I came to realise early in the Jisc project that stand-alone training sessions focused exclusively on RDM concepts were not successful as students and researchers found them too abstract, uninteresting or detached from their day-to-day research or learning activities. I think the aerial view of the concept of 1-on-1 mentoring and BYOD sessions is beautiful. However, in my opinion, both strategies may face challenges with necessary numbers of mentors/trainers increasing unsustainably as the amount of researchers needing assistance grows and the research background of the audience becomes more diverse.

To facilitate take-up, I tapped into the University’s lists of oversubscribed computational courses and found that many researchers and students already shared interests in learning programming languages, data analysis skills and visualisation in Python and R. I explored how best to modify some of the already-available courses with an aim of extending the offer after having added some RDM concepts to them.

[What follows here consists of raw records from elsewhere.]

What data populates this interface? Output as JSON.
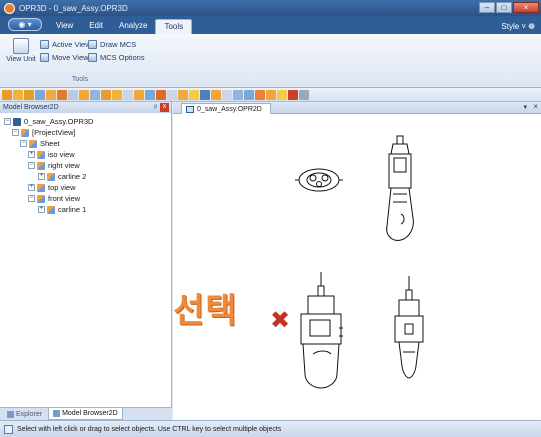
{
  "window": {
    "title": "OPR3D - 0_saw_Assy.OPR3D"
  },
  "menu": {
    "app_button": "◉ ▾",
    "tabs": [
      "View",
      "Edit",
      "Analyze",
      "Tools"
    ],
    "style": "Style ˅ ❁"
  },
  "ribbon": {
    "view_unit": "View Unit",
    "buttons": [
      "Active View",
      "Draw MCS",
      "Move View",
      "MCS Options"
    ],
    "group_label": "Tools"
  },
  "toolbar": {
    "icon_colors": [
      "#e99a2a",
      "#f2b23c",
      "#e0a030",
      "#7aa8d8",
      "#f0a840",
      "#e37c2a",
      "#b9c9de",
      "#f2a63a",
      "#8fb4e0",
      "#e89b30",
      "#f2b23c",
      "#c9d6e6",
      "#f2a63a",
      "#7aa8d8",
      "#e06a2a",
      "#c9d6e6",
      "#f0a840",
      "#f7c84a",
      "#4f7fc0",
      "#f2a63a",
      "#c9d6e6",
      "#8fb4e0",
      "#7aa8d8",
      "#e8823a",
      "#f2a63a",
      "#f7c84a",
      "#c8402c",
      "#9aa8bb"
    ]
  },
  "model_browser": {
    "header": "Model Browser2D",
    "pin": "ᵖ",
    "close": "x",
    "tree": [
      {
        "label": "0_saw_Assy.OPR3D",
        "expander": "−",
        "icon": "root"
      },
      {
        "label": "[ProjectView]",
        "expander": "−",
        "icon": "view"
      },
      {
        "label": "Sheet",
        "expander": "−",
        "icon": "view"
      },
      {
        "label": "iso view",
        "expander": "+",
        "icon": "view"
      },
      {
        "label": "right view",
        "expander": "−",
        "icon": "view"
      },
      {
        "label": "carline 2",
        "expander": "+",
        "icon": "view"
      },
      {
        "label": "top view",
        "expander": "+",
        "icon": "view"
      },
      {
        "label": "front view",
        "expander": "−",
        "icon": "view"
      },
      {
        "label": "carline 1",
        "expander": "+",
        "icon": "view"
      }
    ],
    "bottom_tabs": [
      "Explorer",
      "Model Browser2D"
    ]
  },
  "document": {
    "tab_title": "0_saw_Assy.OPR2D",
    "menu_glyph": "▾",
    "close_glyph": "×"
  },
  "status": {
    "text": "Select with left click or drag to select objects. Use CTRL key to select multiple objects"
  },
  "annotation": {
    "text": "선택",
    "mark": "✖",
    "color": "#f08a3a"
  }
}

The new courses were prepared and delivered during 2017-2018. Some of the observations I made were:

  • Learning programming naturally begs for proper data management as research datasets and tables need to be constantly accessed and newly created. It was helpful to embed RDM concepts (e.g. appropriate file naming and directory structure) just before showing students how to open files within a programming language.
  • The training of version control using git required separate sessions. Here students and researchers also discover how to use GitHub, which later helps them to make their code and analyses more reproducible, create their own personal research websites …
  • Gaining confidence in programming, structuring data / directories and version control in general helps students to acknowledge that research is more robust when open and contrasted by other researchers. Learning how researchers can identify themselves in a connected world with initiatives such as ORCID was also useful.

Brown Bag Lunch Seminar Series: The Productive Researcher

Champion: Melissa Scarpate, postdoc, Faculty of Education

I created the Productive Researcher seminar series to provide data management and Open Access information and resources to researchers at the Faculty of Education (FoE). The aim of the brown bag lunch format was to create an informal session where questions, answers and time for discussion could be incorporated. I structured the seminars so they covered 1) a presentation and discussion of data management and storage; 2) a presentation about Open Access journals and writing publications; 3) a presentation on grant writing where Open Access was highlighted.

While the format of the series was designed to increase attendance, the average was four attendees per session. The majority of attendees were doctoral students and postdocs who had a keen interest in properly managing their data for their theses or projects. However, I suspect it may be the case that those attending already understood data management processes and resources.

In conclusion, I think that whilst the individuals that attended these seminars found the content helpful (per their feedback) the impact of the seminars was extremely limited. Therefore, my recommendation would be to have all doctoral students take a mandatory training class on data management and Open Access topics as part of their methodological training. Furthermore, I think it may be most helpful in reaching postdocs and more senior researchers to have a mandated data management meetings with a data manager to discuss their data management and Open Access plans prior to submitting any grant proposals. Due to new laws and policies on data (GDPR) this seems a necessary step to ensure compliance and excellence in research.

Published 2 October 2018
Compiled and edited by Dr Lauren Cadwallader from contributions by Annemarie Eckes, Dr Andrew Thwaites, Dr Sergio Martinez Cuesta, Dr Melissa Scarpate
Creative Commons License